As noted on the Clean Air Branch of the State of Hawaii Department of Health’s web page, “[a]t most times and in most places in Hawaii, we enjoy some of the best air quality in the nation.” This is, of course, because of the islands location in the middle of the Pacific Ocean and the fact that Trade Winds are the most common kinds of wind patterns over the islands throughout most of the year. And yet, between anthropogenic and natural sources, there are more poor air quality days in Hawaii then one would expect. Hawai’i county in 2008 was the 7th worst U.S. county in terms of number of unhealthy days, affecting mostly in low density populated areas. Even Honolulu, which is ranked among the best metropolitan areas in the country for air quality overall must be noted with poor days, particularly with respect to particulates in the PM2.5 range.
While there are anthropogenic contributors, the most famous point-source villain in the air quality story of Hawaii must be the very active volcano on the Big Island.

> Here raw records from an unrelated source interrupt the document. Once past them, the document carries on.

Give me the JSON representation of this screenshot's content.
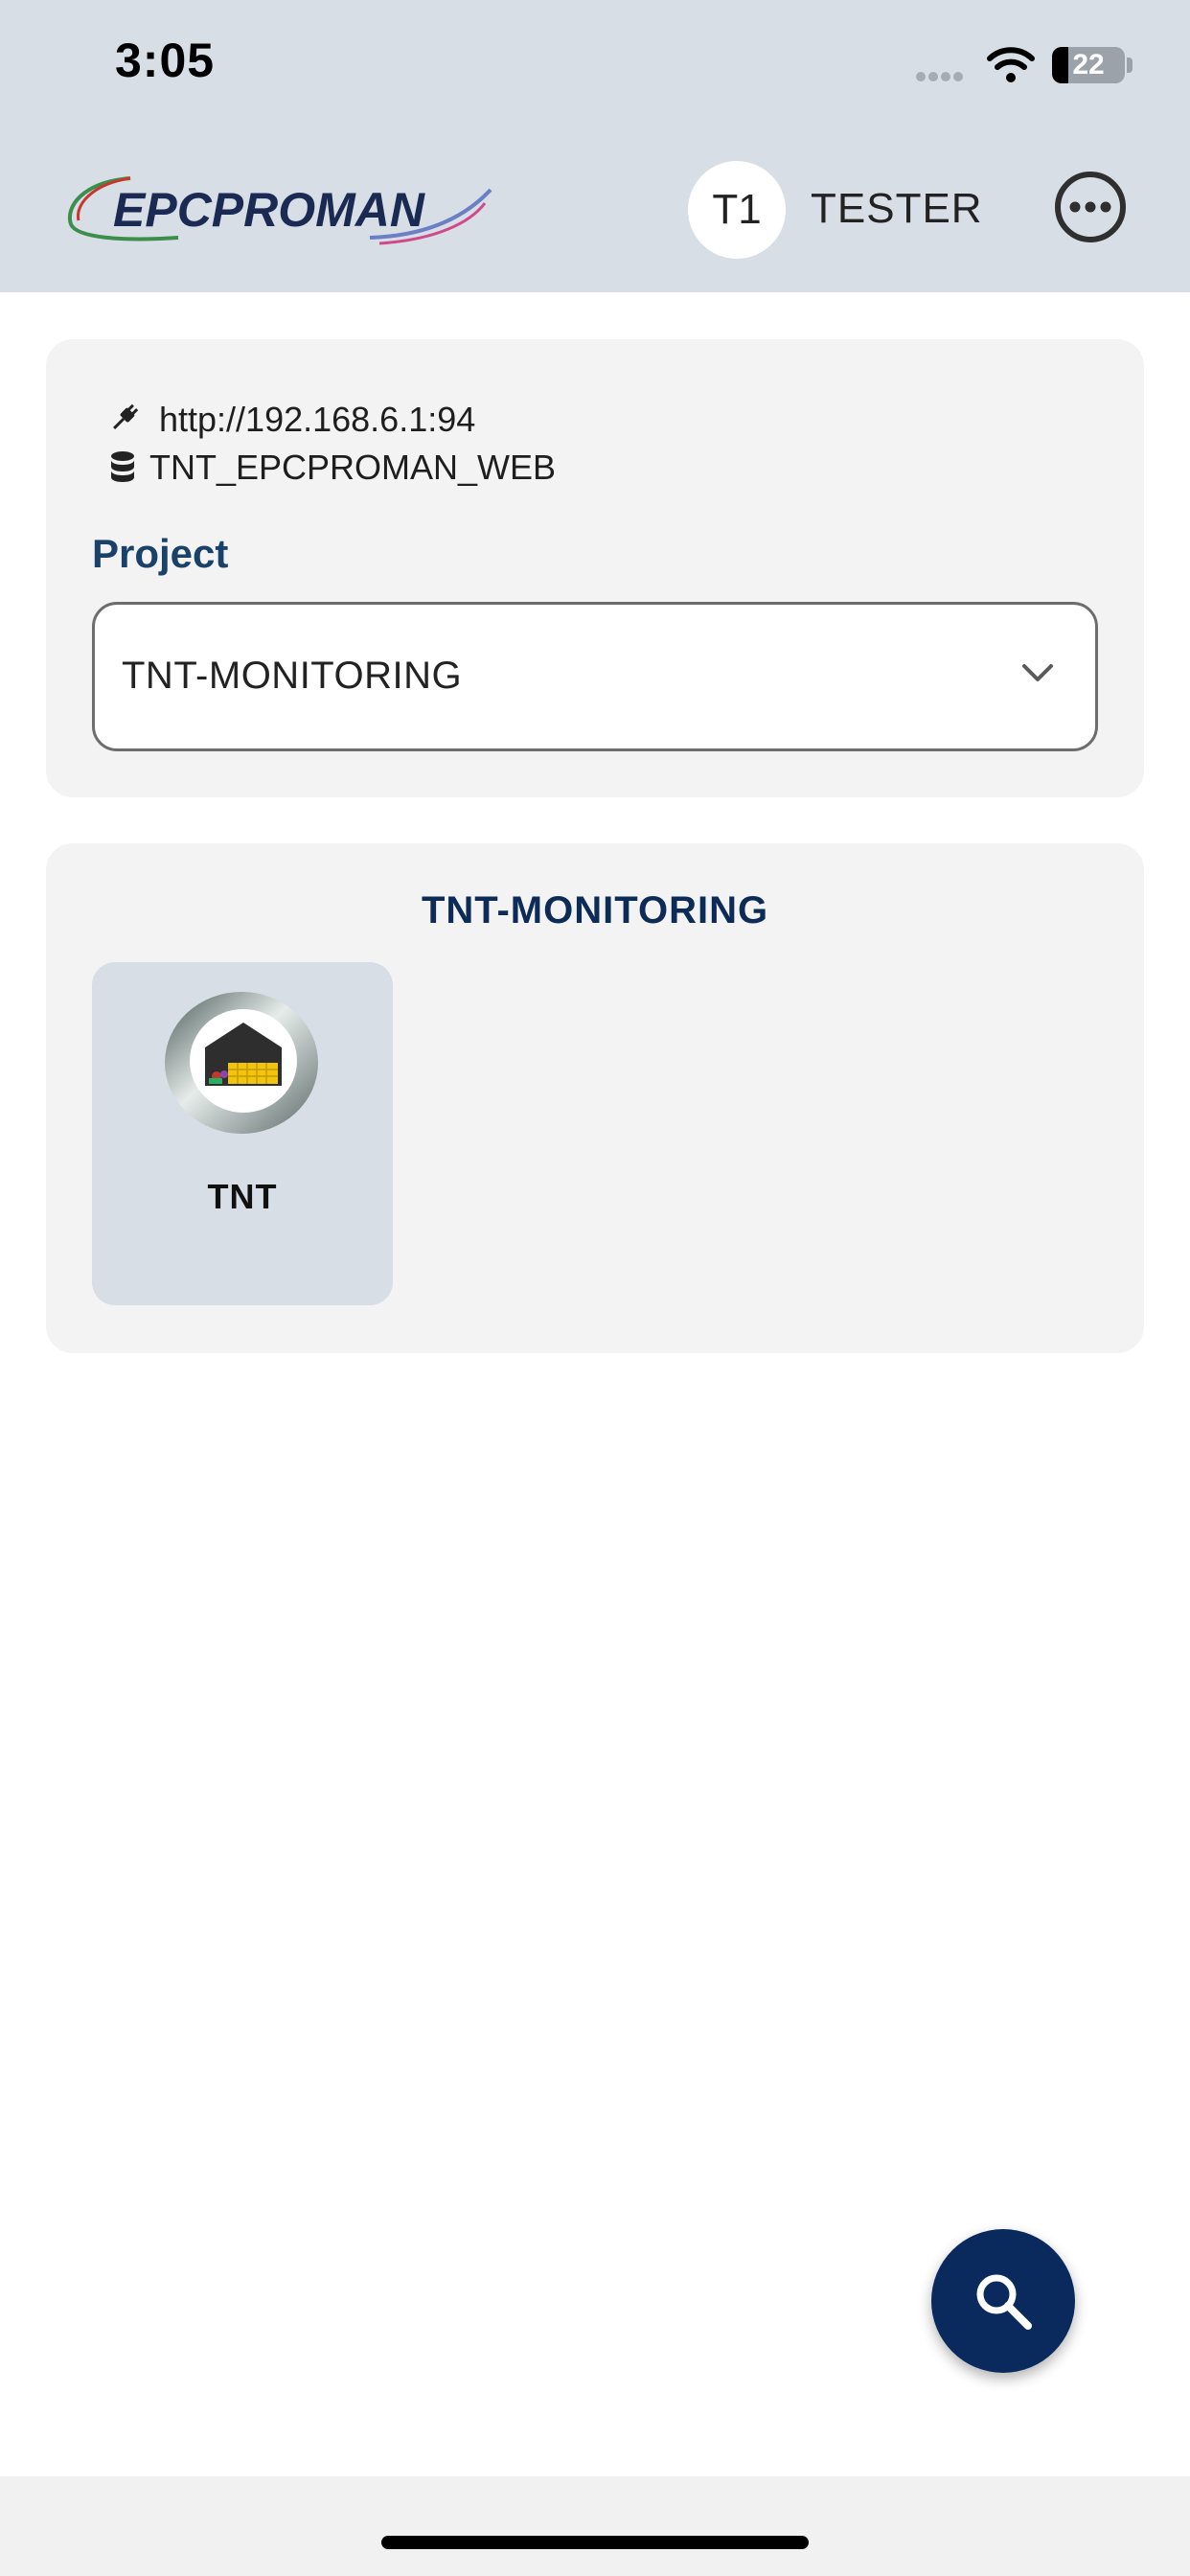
{
  "status_bar": {
    "time": "3:05",
    "battery": "22",
    "battery_level": 0.22
  },
  "header": {
    "logo_text": "EPCPROMAN",
    "avatar_initials": "T1",
    "user_name": "TESTER",
    "more_icon": "more-horizontal-circle-icon"
  },
  "connection": {
    "server_icon": "plug-icon",
    "server_url": "http://192.168.6.1:94",
    "db_icon": "database-icon",
    "database": "TNT_EPCPROMAN_WEB"
  },
  "project_selector": {
    "label": "Project",
    "selected": "TNT-MONITORING",
    "chevron_icon": "chevron-down-icon"
  },
  "modules_card": {
    "title": "TNT-MONITORING",
    "tiles": [
      {
        "label": "TNT",
        "icon": "warehouse-icon"
      }
    ]
  },
  "fab": {
    "icon": "search-icon"
  },
  "colors": {
    "header_bg": "#d7dee6",
    "card_bg": "#f3f3f3",
    "accent_label": "#1a4169",
    "title_navy": "#0d2b57",
    "fab_bg": "#0a2a5e"
  }
}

Kilauea on the Big Island of Hawaii
has been in continuous eruption since 1983. Daily emissions may contain about 2000 metric tons of sulfur dioxide and aerosol sulfates, but also include about 1 ton of heavy metals, including lead and mercury.

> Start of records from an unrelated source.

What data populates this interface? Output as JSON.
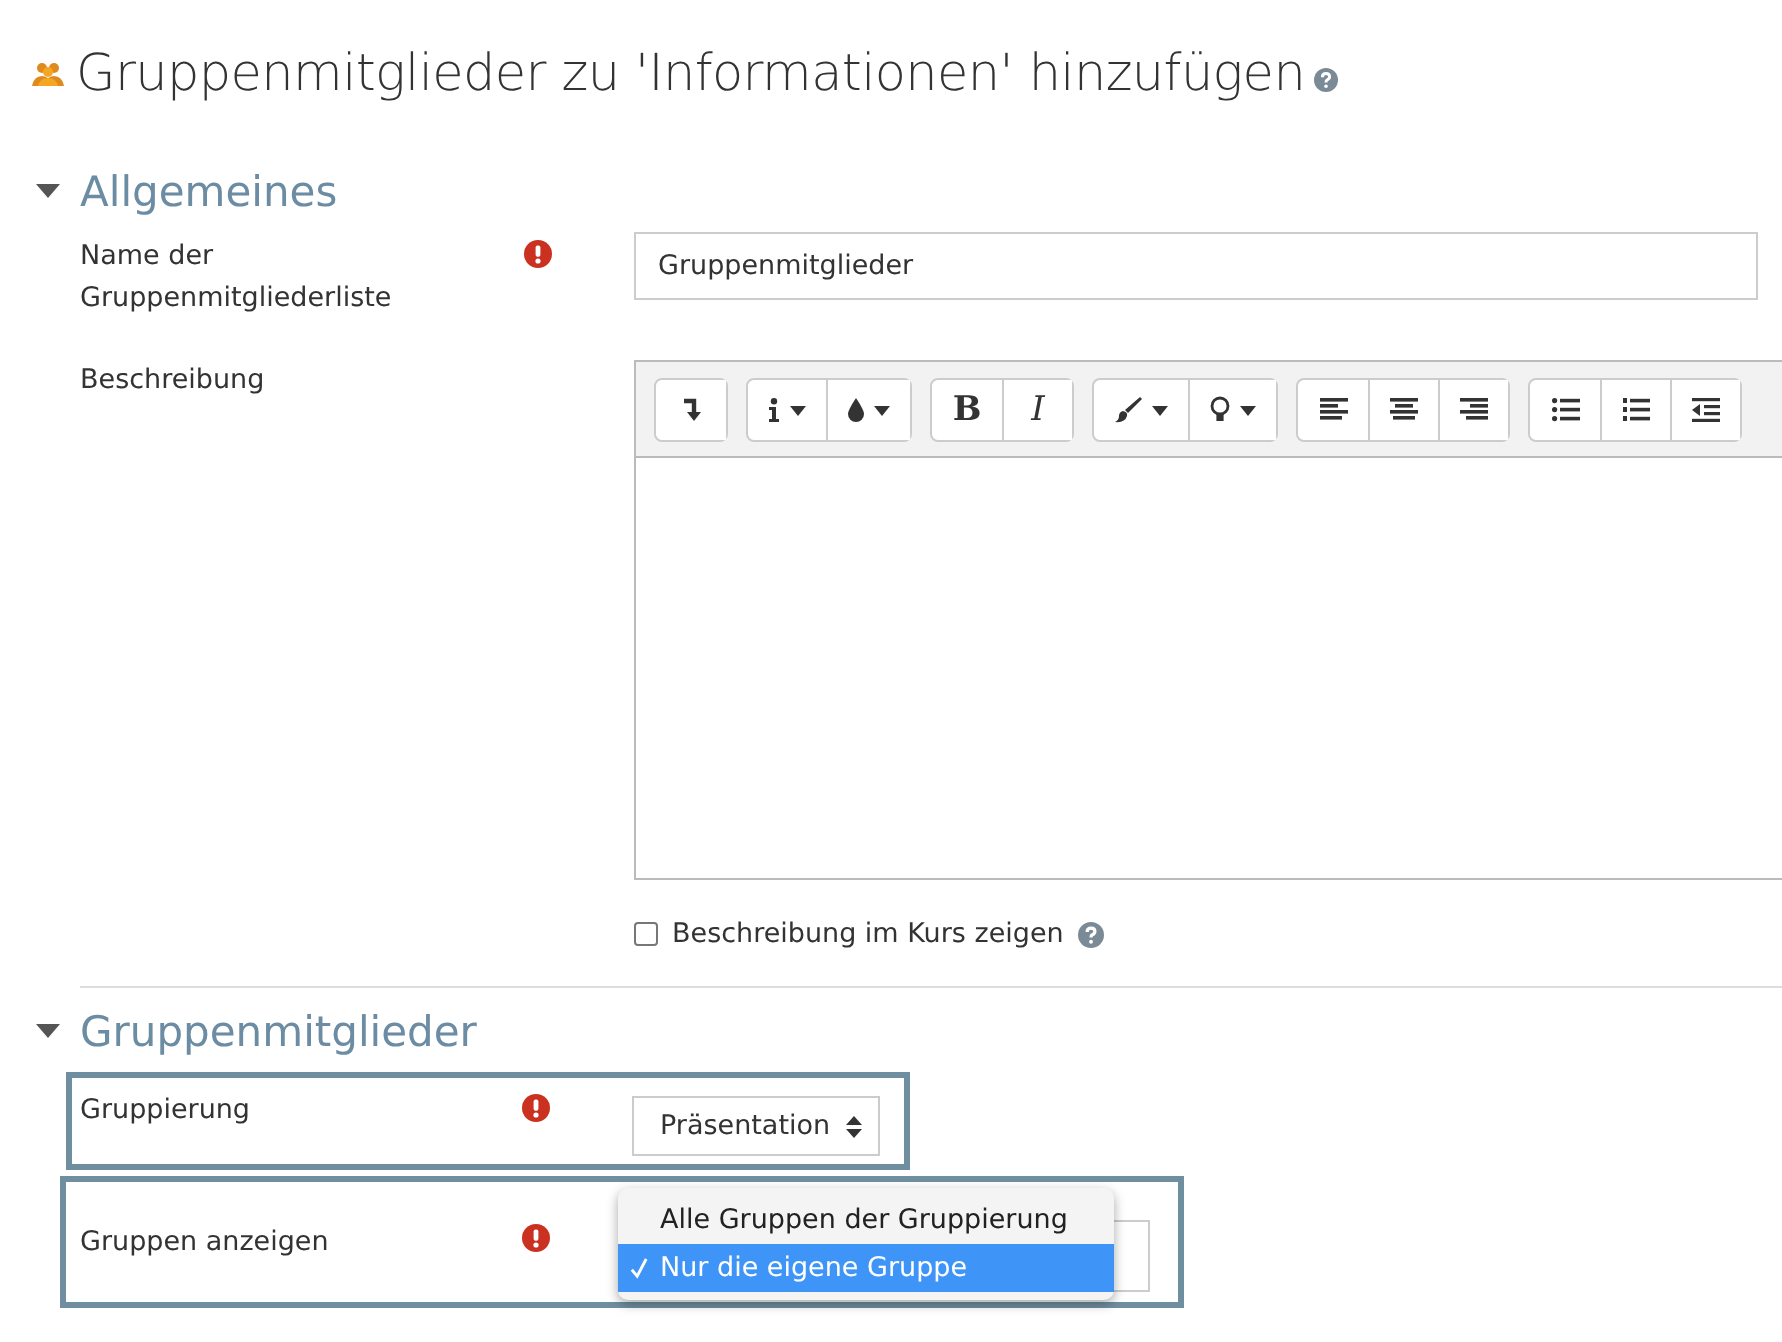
{
  "page_title": "Gruppenmitglieder zu 'Informationen' hinzufügen",
  "sections": [
    {
      "title": "Allgemeines",
      "expanded": true,
      "fields": [
        {
          "kind": "text",
          "label": "Name der Gruppenmitgliederliste",
          "required": true,
          "value": "Gruppenmitglieder",
          "highlighted": false
        },
        {
          "kind": "editor",
          "label": "Beschreibung",
          "required": false,
          "highlighted": false,
          "toolbar": [
            [
              {
                "kind": "collapse",
                "caret": false
              }
            ],
            [
              {
                "kind": "info",
                "caret": true
              },
              {
                "kind": "drop",
                "caret": true
              }
            ],
            [
              {
                "kind": "text",
                "label": "B",
                "caret": false
              },
              {
                "kind": "text-italic",
                "label": "I",
                "caret": false
              }
            ],
            [
              {
                "kind": "brush",
                "caret": true
              },
              {
                "kind": "bulb",
                "caret": true
              }
            ],
            [
              {
                "kind": "align-left",
                "caret": false
              },
              {
                "kind": "align-center",
                "caret": false
              },
              {
                "kind": "align-right",
                "caret": false
              }
            ],
            [
              {
                "kind": "ul",
                "caret": false
              },
              {
                "kind": "ol",
                "caret": false
              },
              {
                "kind": "outdent",
                "caret": false
              }
            ]
          ],
          "checkbox": {
            "label": "Beschreibung im Kurs zeigen",
            "checked": false
          }
        }
      ]
    },
    {
      "title": "Gruppenmitglieder",
      "expanded": true,
      "fields": [
        {
          "kind": "select",
          "label": "Gruppierung",
          "required": true,
          "value": "Präsentation",
          "highlighted": true
        },
        {
          "kind": "select-open",
          "label": "Gruppen anzeigen",
          "required": true,
          "highlighted": true,
          "options": [
            {
              "label": "Alle Gruppen der Gruppierung",
              "selected": false
            },
            {
              "label": "Nur die eigene Gruppe",
              "selected": true
            }
          ]
        }
      ]
    }
  ]
}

With Kona winds in winter months, the emissions from Kilauea reach Oahu (e.g. this article from the Honolulu Advertiser in 2004), and the air acquires the typical haze one would normally associate with some U.S. mainland cities like Los Angeles.